▸ **EXERCISE INPUTS**

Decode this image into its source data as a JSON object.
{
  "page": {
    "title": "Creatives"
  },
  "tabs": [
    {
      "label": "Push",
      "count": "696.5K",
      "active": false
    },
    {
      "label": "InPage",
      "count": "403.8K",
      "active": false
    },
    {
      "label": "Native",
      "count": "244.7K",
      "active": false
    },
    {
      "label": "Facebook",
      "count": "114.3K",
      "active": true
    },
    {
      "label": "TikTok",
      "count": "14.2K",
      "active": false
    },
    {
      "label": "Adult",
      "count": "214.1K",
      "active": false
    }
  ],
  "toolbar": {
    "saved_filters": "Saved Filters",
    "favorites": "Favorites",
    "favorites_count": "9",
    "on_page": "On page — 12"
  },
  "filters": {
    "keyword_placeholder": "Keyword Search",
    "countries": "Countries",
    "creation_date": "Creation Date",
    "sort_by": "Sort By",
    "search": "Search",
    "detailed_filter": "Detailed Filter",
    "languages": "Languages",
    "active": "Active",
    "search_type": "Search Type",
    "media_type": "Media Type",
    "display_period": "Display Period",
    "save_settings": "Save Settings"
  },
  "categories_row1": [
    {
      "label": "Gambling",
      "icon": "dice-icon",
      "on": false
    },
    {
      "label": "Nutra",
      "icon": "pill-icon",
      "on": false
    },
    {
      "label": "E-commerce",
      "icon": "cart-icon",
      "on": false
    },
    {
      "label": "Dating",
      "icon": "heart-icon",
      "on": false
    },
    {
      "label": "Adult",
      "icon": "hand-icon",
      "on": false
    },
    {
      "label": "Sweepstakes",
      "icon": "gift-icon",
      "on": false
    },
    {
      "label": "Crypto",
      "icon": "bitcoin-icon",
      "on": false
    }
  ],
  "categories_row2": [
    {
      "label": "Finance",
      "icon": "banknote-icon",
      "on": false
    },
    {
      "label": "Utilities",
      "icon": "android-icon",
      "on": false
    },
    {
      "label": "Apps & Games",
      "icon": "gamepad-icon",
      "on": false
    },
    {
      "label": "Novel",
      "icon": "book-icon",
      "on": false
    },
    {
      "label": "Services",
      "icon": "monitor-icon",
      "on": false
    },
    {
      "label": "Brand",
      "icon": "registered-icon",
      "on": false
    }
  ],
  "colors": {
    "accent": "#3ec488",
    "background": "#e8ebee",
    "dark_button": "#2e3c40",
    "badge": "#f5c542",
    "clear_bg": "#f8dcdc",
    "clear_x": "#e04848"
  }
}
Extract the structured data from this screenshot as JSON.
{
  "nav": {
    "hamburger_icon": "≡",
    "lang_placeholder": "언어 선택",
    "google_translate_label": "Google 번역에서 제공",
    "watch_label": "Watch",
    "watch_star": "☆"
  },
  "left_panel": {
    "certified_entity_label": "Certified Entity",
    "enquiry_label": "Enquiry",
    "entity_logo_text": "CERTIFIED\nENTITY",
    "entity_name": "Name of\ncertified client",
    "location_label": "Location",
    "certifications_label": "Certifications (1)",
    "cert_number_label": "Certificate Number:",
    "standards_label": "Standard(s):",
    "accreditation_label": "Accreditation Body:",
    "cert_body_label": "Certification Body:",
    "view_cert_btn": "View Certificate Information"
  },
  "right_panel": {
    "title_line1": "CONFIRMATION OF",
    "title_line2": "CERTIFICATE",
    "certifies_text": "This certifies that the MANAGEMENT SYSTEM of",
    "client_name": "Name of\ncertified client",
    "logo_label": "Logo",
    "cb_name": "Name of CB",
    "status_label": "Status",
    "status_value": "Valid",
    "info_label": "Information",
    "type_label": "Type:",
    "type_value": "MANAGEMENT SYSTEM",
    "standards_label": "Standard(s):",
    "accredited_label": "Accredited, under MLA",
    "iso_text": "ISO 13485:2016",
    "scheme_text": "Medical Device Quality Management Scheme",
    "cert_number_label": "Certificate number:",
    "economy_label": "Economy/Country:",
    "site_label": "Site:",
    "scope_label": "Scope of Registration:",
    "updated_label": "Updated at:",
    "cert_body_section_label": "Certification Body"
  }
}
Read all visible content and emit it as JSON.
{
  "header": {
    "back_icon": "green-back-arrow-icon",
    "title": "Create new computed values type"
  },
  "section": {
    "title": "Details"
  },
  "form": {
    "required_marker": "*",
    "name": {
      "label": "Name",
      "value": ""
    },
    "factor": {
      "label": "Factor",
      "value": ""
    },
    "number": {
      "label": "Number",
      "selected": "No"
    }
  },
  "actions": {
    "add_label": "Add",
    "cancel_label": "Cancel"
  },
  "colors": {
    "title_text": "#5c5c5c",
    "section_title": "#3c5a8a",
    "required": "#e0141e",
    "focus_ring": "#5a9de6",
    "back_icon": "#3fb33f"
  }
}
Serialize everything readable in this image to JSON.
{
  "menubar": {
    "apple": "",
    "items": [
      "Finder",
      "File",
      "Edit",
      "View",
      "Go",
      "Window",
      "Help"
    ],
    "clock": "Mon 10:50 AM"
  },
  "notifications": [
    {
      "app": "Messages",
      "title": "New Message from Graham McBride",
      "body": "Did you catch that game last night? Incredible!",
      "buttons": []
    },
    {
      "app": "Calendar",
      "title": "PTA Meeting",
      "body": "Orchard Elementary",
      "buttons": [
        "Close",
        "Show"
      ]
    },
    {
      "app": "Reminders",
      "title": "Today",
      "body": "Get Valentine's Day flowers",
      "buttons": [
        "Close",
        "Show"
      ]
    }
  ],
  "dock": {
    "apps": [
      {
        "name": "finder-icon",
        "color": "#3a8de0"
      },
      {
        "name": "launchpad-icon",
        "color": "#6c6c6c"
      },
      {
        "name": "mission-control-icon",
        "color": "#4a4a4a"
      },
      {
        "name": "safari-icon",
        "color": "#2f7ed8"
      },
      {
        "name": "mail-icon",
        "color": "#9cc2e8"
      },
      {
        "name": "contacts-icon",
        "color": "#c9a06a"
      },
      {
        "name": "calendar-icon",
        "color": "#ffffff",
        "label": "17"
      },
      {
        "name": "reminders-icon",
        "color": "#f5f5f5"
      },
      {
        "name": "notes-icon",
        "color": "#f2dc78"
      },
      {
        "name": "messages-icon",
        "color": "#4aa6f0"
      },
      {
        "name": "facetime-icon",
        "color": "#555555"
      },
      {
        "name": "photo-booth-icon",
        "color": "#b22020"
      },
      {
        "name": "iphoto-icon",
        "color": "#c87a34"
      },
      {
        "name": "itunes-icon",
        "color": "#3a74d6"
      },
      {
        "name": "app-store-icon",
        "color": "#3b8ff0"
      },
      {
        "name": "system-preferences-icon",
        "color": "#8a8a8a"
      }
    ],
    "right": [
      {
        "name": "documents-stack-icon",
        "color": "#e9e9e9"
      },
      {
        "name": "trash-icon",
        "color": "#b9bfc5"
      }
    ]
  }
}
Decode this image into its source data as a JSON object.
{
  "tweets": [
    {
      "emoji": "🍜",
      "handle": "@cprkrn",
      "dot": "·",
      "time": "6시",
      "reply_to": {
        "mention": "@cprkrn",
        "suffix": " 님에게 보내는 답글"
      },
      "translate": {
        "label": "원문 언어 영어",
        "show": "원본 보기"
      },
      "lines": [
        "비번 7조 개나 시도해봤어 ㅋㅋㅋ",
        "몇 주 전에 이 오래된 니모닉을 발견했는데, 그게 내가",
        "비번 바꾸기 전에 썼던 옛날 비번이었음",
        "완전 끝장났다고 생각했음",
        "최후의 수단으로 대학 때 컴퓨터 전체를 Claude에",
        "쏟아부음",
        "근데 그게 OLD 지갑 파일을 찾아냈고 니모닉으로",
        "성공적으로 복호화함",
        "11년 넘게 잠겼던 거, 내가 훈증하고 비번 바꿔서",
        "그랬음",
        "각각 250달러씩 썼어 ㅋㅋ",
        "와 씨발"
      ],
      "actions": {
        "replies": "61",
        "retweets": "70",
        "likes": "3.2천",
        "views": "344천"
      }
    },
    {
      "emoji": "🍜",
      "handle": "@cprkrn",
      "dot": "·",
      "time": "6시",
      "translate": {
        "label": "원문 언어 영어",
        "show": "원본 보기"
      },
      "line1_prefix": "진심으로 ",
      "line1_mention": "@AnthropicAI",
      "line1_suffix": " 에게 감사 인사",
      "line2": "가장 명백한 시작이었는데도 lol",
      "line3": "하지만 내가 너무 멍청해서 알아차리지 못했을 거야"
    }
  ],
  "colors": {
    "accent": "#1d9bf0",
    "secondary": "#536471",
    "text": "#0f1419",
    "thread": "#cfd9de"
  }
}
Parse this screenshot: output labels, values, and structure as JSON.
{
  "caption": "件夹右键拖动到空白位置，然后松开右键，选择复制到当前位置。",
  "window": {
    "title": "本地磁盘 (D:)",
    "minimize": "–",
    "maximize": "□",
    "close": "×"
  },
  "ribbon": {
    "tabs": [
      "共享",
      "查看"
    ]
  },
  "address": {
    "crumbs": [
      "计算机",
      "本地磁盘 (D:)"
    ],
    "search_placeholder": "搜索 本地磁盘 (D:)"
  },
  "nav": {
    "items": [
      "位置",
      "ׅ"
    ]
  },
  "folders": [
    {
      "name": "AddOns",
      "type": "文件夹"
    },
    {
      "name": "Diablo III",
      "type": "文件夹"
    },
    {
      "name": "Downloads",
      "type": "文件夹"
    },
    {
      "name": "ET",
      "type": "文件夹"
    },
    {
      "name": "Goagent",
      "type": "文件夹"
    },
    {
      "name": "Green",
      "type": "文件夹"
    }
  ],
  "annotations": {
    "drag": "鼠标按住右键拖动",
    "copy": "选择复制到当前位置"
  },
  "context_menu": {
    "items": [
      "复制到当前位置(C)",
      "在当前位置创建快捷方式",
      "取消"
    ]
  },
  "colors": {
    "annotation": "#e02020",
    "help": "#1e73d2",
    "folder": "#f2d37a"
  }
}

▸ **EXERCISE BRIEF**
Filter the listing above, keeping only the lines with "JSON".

▸ **FINISHED EXERCISE**
Decode this image into its source data as a JSON object.
Extract the structured data from this screenshot as JSON.
Read all visible content and emit it as JSON.
Serialize everything readable in this image to JSON.
Decode this image into its source data as a JSON object.
Parse this screenshot: output labels, values, and structure as JSON.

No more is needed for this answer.